Holistic medicine offers non-chemical, natural alternatives to conventional medical treatment for illness or injury. A holistic practitioner may have a degree in holistic medicine, or combine it with other medical-related degrees, to provide patients with traditional and natural options for healing. Distance-learning options make it easier for students to acquire education and training in complementary alternative medicine, aromatherapy, holistic nutrition, herbology, Chinese medicine and related fields.
According to CollegeDegree.com, there are more than 500 kinds of alternative medicine. Students learning about holistic medicine will learn the “whole person,” or holistic approach, the website says, along with the research and science behind alternative treatments. They will also learn about the medical treatments and techniques used by traditional medical providers.
Distance learning programs are especially beneficial for people who cannot find a physical school in their immediate area. A certificate or degree program may be obtained in the comfort of your own home, saving you the cost of transportation and room and board, and allowing you to work full or part time while completing your studies. Class schedules can be very flexible, but depending on the program, you may also need hands-on experience to learn treatments such as massage or acupuncture.
Students who lack access to a computer or high-speed Internet can use correspondence schools, which provide a curriculum on CD or via textbooks and workbooks. Work is usually returned by mail to the school for grading. Online schools teach directly via the Internet, and students send their completed lessons via email.
According to MyDistanceLearningWeb.com, grants, scholarships and federal student loans are available to students in distance-learning programs. For licensing purposes, and to qualify for some financial aid programs, look for an accredited school—the website recommends checking with the Council for Higher Education Accreditation before enrolling in any distance-learning program. Because programs vary so widely, tuition costs can range from $100 per credit hour for a 24-hour certificate program to $50,000 or more for a master’s degree from a private university.
Some courses of study, such as certificate programs consisting mainly of introductory classes, allow much flexibility for those who are part-time students, working full time, and/or caring for a family. Such programs can be completed in a minimal amount of time—usually less than a year.
Online colleges may offer bachelor’s or master’s degrees in holistic medicine, or even a doctoral program, with a time frame comparable to attending classes on campus. Some courses of study combine both a bachelor’s and master’s degree in complementary and alternative medicine, making it possible to complete a dual-degree program in less than five years.

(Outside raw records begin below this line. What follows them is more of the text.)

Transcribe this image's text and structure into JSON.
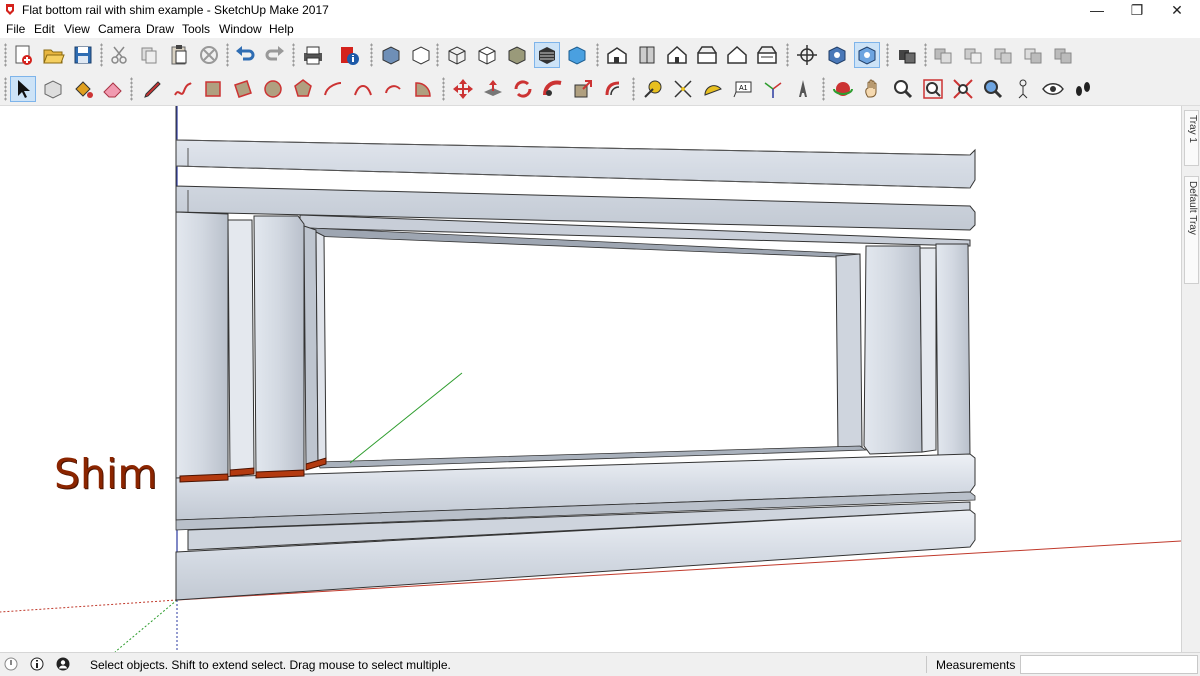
{
  "window": {
    "title": "Flat bottom rail with shim example - SketchUp Make 2017",
    "minimize_glyph": "—",
    "restore_glyph": "❐",
    "close_glyph": "✕"
  },
  "menu": [
    "File",
    "Edit",
    "View",
    "Camera",
    "Draw",
    "Tools",
    "Window",
    "Help"
  ],
  "toolbar1_icons": [
    "new-file",
    "open-file",
    "save-file",
    "cut",
    "copy",
    "paste",
    "erase",
    "undo",
    "redo",
    "print",
    "model-info",
    "xray-style",
    "wireframe-style",
    "hidden-line-style",
    "shaded-style",
    "shaded-textures-style",
    "monochrome-style",
    "iso-view",
    "top-view",
    "front-view",
    "right-view",
    "back-view",
    "left-view",
    "orbit-section",
    "section-plane",
    "display-section-planes",
    "components",
    "outer-shell",
    "intersect",
    "union",
    "subtract",
    "trim"
  ],
  "toolbar2_icons": [
    "select",
    "make-component",
    "paint-bucket",
    "eraser",
    "line",
    "freehand",
    "rectangle",
    "rotated-rectangle",
    "circle",
    "polygon",
    "arc",
    "two-point-arc",
    "three-point-arc",
    "pie",
    "move",
    "push-pull",
    "rotate",
    "follow-me",
    "scale",
    "offset",
    "tape-measure",
    "dimension",
    "protractor",
    "text",
    "axes",
    "3d-text",
    "orbit",
    "pan",
    "zoom",
    "zoom-window",
    "zoom-extents",
    "previous-view",
    "position-camera",
    "look-around",
    "walk"
  ],
  "viewport": {
    "annotation": "Shim",
    "accent_colors": {
      "shim": "#b33a10",
      "red_axis": "#c0392b",
      "green_axis": "#2e9d2e",
      "blue_axis": "#2b3aa0",
      "material": "#d8dde6"
    }
  },
  "tray": {
    "tabs": [
      "Tray 1",
      "Default Tray"
    ]
  },
  "status": {
    "message": "Select objects. Shift to extend select. Drag mouse to select multiple.",
    "measurements_label": "Measurements",
    "measurements_value": ""
  }
}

To get a Master of Science degree, you will typically need to have a bachelor’s degree, but not necessarily in a field related to holistic or complimentary medicine. The usual prerequisite courses are basic biology, chemistry, physics and math. Master’s degree students also need to fulfill a clinical internship or become an assistant, which will require hands-on experience in a clinic with a professional practitioner in holistic medicine. A doctorate is not necessary in order to practice in most states, and typically takes six to eight years to complete.